→ **Work task**:
From the entries below, tally how many lines contain "Guncel" and report only that figure.
════════
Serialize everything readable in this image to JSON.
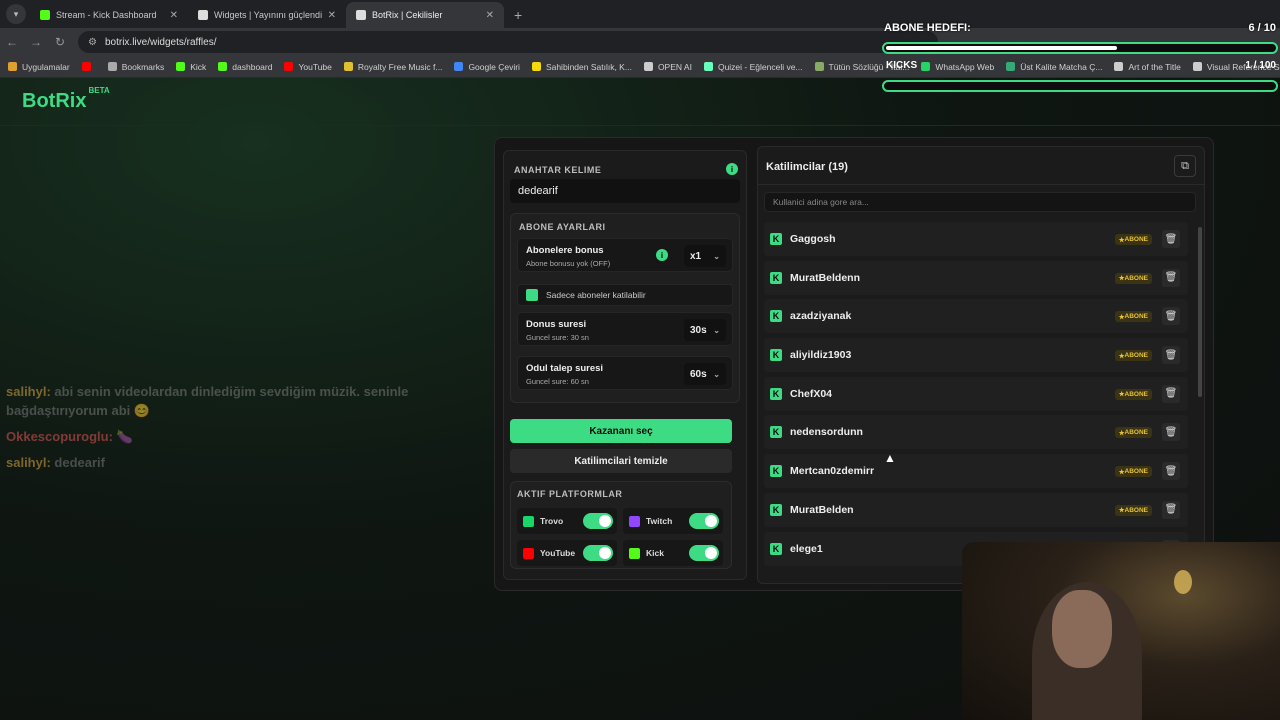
{
  "browser": {
    "tabs": [
      {
        "label": "Stream - Kick Dashboard",
        "color": "#53fc18"
      },
      {
        "label": "Widgets | Yayınını güçlendirmek",
        "color": "#ddd"
      },
      {
        "label": "BotRix | Cekilisler",
        "color": "#ddd"
      }
    ],
    "url": "botrix.live/widgets/raffles/",
    "bookmarks": [
      {
        "label": "Uygulamalar",
        "color": "#e0a030"
      },
      {
        "label": "",
        "color": "#ff0000"
      },
      {
        "label": "Bookmarks",
        "color": "#aaa"
      },
      {
        "label": "Kick",
        "color": "#53fc18"
      },
      {
        "label": "dashboard",
        "color": "#53fc18"
      },
      {
        "label": "YouTube",
        "color": "#ff0000"
      },
      {
        "label": "Royalty Free Music f...",
        "color": "#e0c030"
      },
      {
        "label": "Google Çeviri",
        "color": "#4285f4"
      },
      {
        "label": "Sahibinden Satılık, K...",
        "color": "#f5d90a"
      },
      {
        "label": "OPEN AI",
        "color": "#ccc"
      },
      {
        "label": "Quizei - Eğlenceli ve...",
        "color": "#6fb"
      },
      {
        "label": "Tütün Sözlüğü - İtal...",
        "color": "#8a6"
      },
      {
        "label": "WhatsApp Web",
        "color": "#25d366"
      },
      {
        "label": "Üst Kalite Matcha Ç...",
        "color": "#3a7"
      },
      {
        "label": "Art of the Title",
        "color": "#ccc"
      },
      {
        "label": "Visual Reference Se...",
        "color": "#ccc"
      }
    ]
  },
  "site": {
    "logo": "BotRix",
    "logo_sup": "BETA"
  },
  "chat": [
    {
      "user": "salihyl:",
      "text": " abi senin videolardan dinlediğim sevdiğim müzik. seninle bağdaştırıyorum abi 😊",
      "ucls": "u1"
    },
    {
      "user": "Okkescopuroglu:",
      "text": " 🍆",
      "ucls": "u2"
    },
    {
      "user": "salihyl:",
      "text": " dedearif",
      "ucls": "u1"
    }
  ],
  "raffle": {
    "keyword_title": "ANAHTAR KELIME",
    "keyword_value": "dedearif",
    "sub_title": "ABONE AYARLARI",
    "sub_bonus_label": "Abonelere bonus",
    "sub_bonus_sub": "Abone bonusu yok (OFF)",
    "sub_bonus_value": "x1",
    "subs_only_label": "Sadece aboneler katilabilir",
    "duration_label": "Donus suresi",
    "duration_sub": "Guncel sure: 30 sn",
    "duration_value": "30s",
    "claim_label": "Odul talep suresi",
    "claim_sub": "Guncel sure: 60 sn",
    "claim_value": "60s",
    "pick_button": "Kazananı seç",
    "clear_button": "Katilimcilari temizle",
    "platforms_title": "AKTIF PLATFORMLAR",
    "platforms": [
      {
        "name": "Trovo",
        "color": "#19d66b",
        "icon": "trovo-icon"
      },
      {
        "name": "Twitch",
        "color": "#9146ff",
        "icon": "twitch-icon"
      },
      {
        "name": "YouTube",
        "color": "#ff0000",
        "icon": "youtube-icon"
      },
      {
        "name": "Kick",
        "color": "#53fc18",
        "icon": "kick-icon"
      }
    ]
  },
  "participants": {
    "title": "Katilimcilar (19)",
    "search_placeholder": "Kullanici adina gore ara...",
    "badge": "ABONE",
    "list": [
      "Gaggosh",
      "MuratBeldenn",
      "azadziyanak",
      "aliyildiz1903",
      "ChefX04",
      "nedensordunn",
      "Mertcan0zdemirr",
      "MuratBelden",
      "elege1"
    ]
  },
  "overlay": {
    "goal_title": "ABONE HEDEFI:",
    "goal_count": "6 / 10",
    "goal_progress": 0.6,
    "kicks_title": "KICKS",
    "kicks_count": "1 / 100"
  }
}
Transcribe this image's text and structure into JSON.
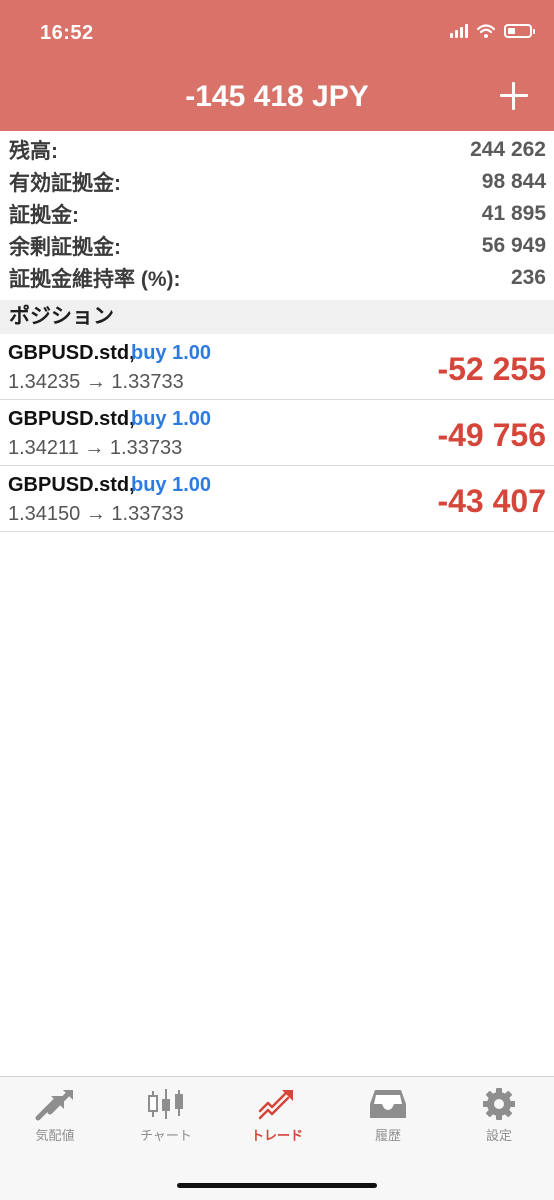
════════
→ **Reply**:
2